* THE PROBLEM:
Using the data below, work out how many of its lines contain "JSON", and give that number with nothing added.

Start of Block

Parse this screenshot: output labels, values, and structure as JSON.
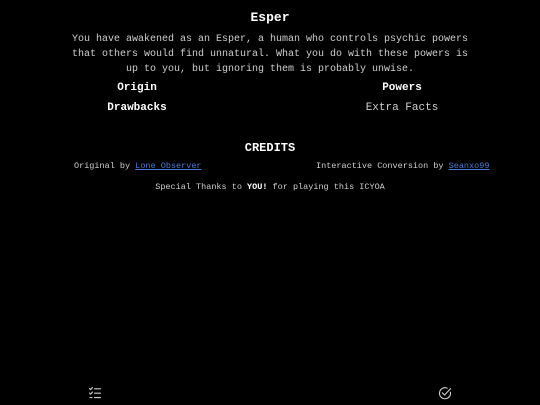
{
  "header": {
    "title": "Esper",
    "intro": "You have awakened as an Esper, a human who controls psychic powers that others would find unnatural. What you do with these powers is up to you, but ignoring them is probably unwise."
  },
  "nav": {
    "origin": "Origin",
    "powers": "Powers",
    "drawbacks": "Drawbacks",
    "extra_facts": "Extra Facts"
  },
  "credits": {
    "title": "CREDITS",
    "original_prefix": "Original by ",
    "original_author": "Lone Observer",
    "conversion_prefix": "Interactive Conversion by ",
    "conversion_author": "Seanxo99",
    "thanks_prefix": "Special Thanks to ",
    "thanks_you": "YOU!",
    "thanks_suffix": " for playing this ICYOA"
  },
  "footer": {
    "left_icon": "checklist-icon",
    "right_icon": "check-circle-icon"
  },
  "colors": {
    "background": "#000000",
    "link": "#4a7bd6",
    "text": "#d8d8d8"
  }
}
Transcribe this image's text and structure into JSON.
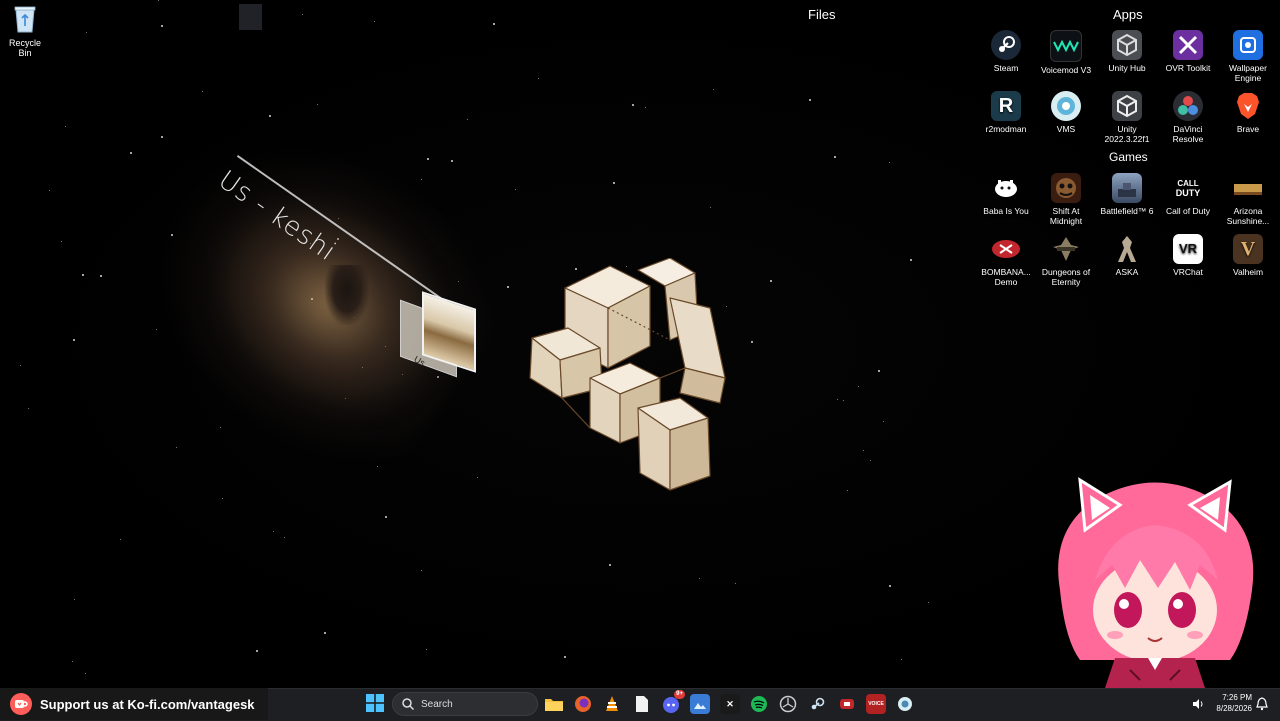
{
  "desktop": {
    "recycle_bin": {
      "label": "Recycle Bin",
      "icon": "recycle-bin-icon"
    },
    "widget": {
      "song_title": "Us - keshi",
      "album_label": "Us"
    }
  },
  "groups": {
    "files": {
      "title": "Files"
    },
    "apps": {
      "title": "Apps",
      "items": [
        {
          "label": "Steam",
          "icon": "steam-icon"
        },
        {
          "label": "Voicemod V3",
          "icon": "voicemod-icon"
        },
        {
          "label": "Unity Hub",
          "icon": "unity-hub-icon"
        },
        {
          "label": "OVR Toolkit",
          "icon": "ovr-toolkit-icon"
        },
        {
          "label": "Wallpaper Engine",
          "icon": "wallpaper-engine-icon"
        },
        {
          "label": "r2modman",
          "icon": "r2modman-icon"
        },
        {
          "label": "VMS",
          "icon": "vms-icon"
        },
        {
          "label": "Unity 2022.3.22f1",
          "icon": "unity-icon"
        },
        {
          "label": "DaVinci Resolve",
          "icon": "davinci-resolve-icon"
        },
        {
          "label": "Brave",
          "icon": "brave-icon"
        }
      ]
    },
    "games": {
      "title": "Games",
      "items": [
        {
          "label": "Baba Is You",
          "icon": "baba-is-you-icon"
        },
        {
          "label": "Shift At Midnight",
          "icon": "shift-at-midnight-icon"
        },
        {
          "label": "Battlefield™ 6",
          "icon": "battlefield-6-icon"
        },
        {
          "label": "Call of Duty",
          "icon": "call-of-duty-icon"
        },
        {
          "label": "Arizona Sunshine...",
          "icon": "arizona-sunshine-icon"
        },
        {
          "label": "BOMBANA... Demo",
          "icon": "bombana-demo-icon"
        },
        {
          "label": "Dungeons of Eternity",
          "icon": "dungeons-of-eternity-icon"
        },
        {
          "label": "ASKA",
          "icon": "aska-icon"
        },
        {
          "label": "VRChat",
          "icon": "vrchat-icon"
        },
        {
          "label": "Valheim",
          "icon": "valheim-icon"
        }
      ]
    }
  },
  "kofi_banner": {
    "text": "Support us at Ko-fi.com/vantagesk"
  },
  "taskbar": {
    "search_placeholder": "Search",
    "apps": [
      {
        "name": "file-explorer",
        "glyph": "",
        "color": "#e8b43a"
      },
      {
        "name": "firefox",
        "glyph": "",
        "color": "#e8632b"
      },
      {
        "name": "vlc",
        "glyph": "",
        "color": "#f08c00"
      },
      {
        "name": "notepad",
        "glyph": "",
        "color": "#f2f2f2"
      },
      {
        "name": "discord",
        "glyph": "",
        "color": "#5865f2",
        "badge": "9+"
      },
      {
        "name": "photos",
        "glyph": "",
        "color": "#3a7bd5"
      },
      {
        "name": "capcut",
        "glyph": "✕",
        "color": "#1a1a1a"
      },
      {
        "name": "spotify",
        "glyph": "",
        "color": "#1db954"
      },
      {
        "name": "unity",
        "glyph": "",
        "color": "#2b2b2b"
      },
      {
        "name": "steam",
        "glyph": "",
        "color": "#1b2838"
      },
      {
        "name": "rec-room",
        "glyph": "",
        "color": "#c0282d"
      },
      {
        "name": "voicemeeter",
        "glyph": "VOICE",
        "color": "#b22222"
      },
      {
        "name": "vms",
        "glyph": "",
        "color": "#4a8ab0"
      }
    ],
    "clock": {
      "time": "7:26 PM",
      "date": "8/28/2026"
    }
  },
  "colors": {
    "taskbar_bg": "#1d1f22",
    "kofi_red": "#ff5e5b",
    "accent_pink": "#ff5f9e"
  }
}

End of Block

* EXERCISE ANSWER:
2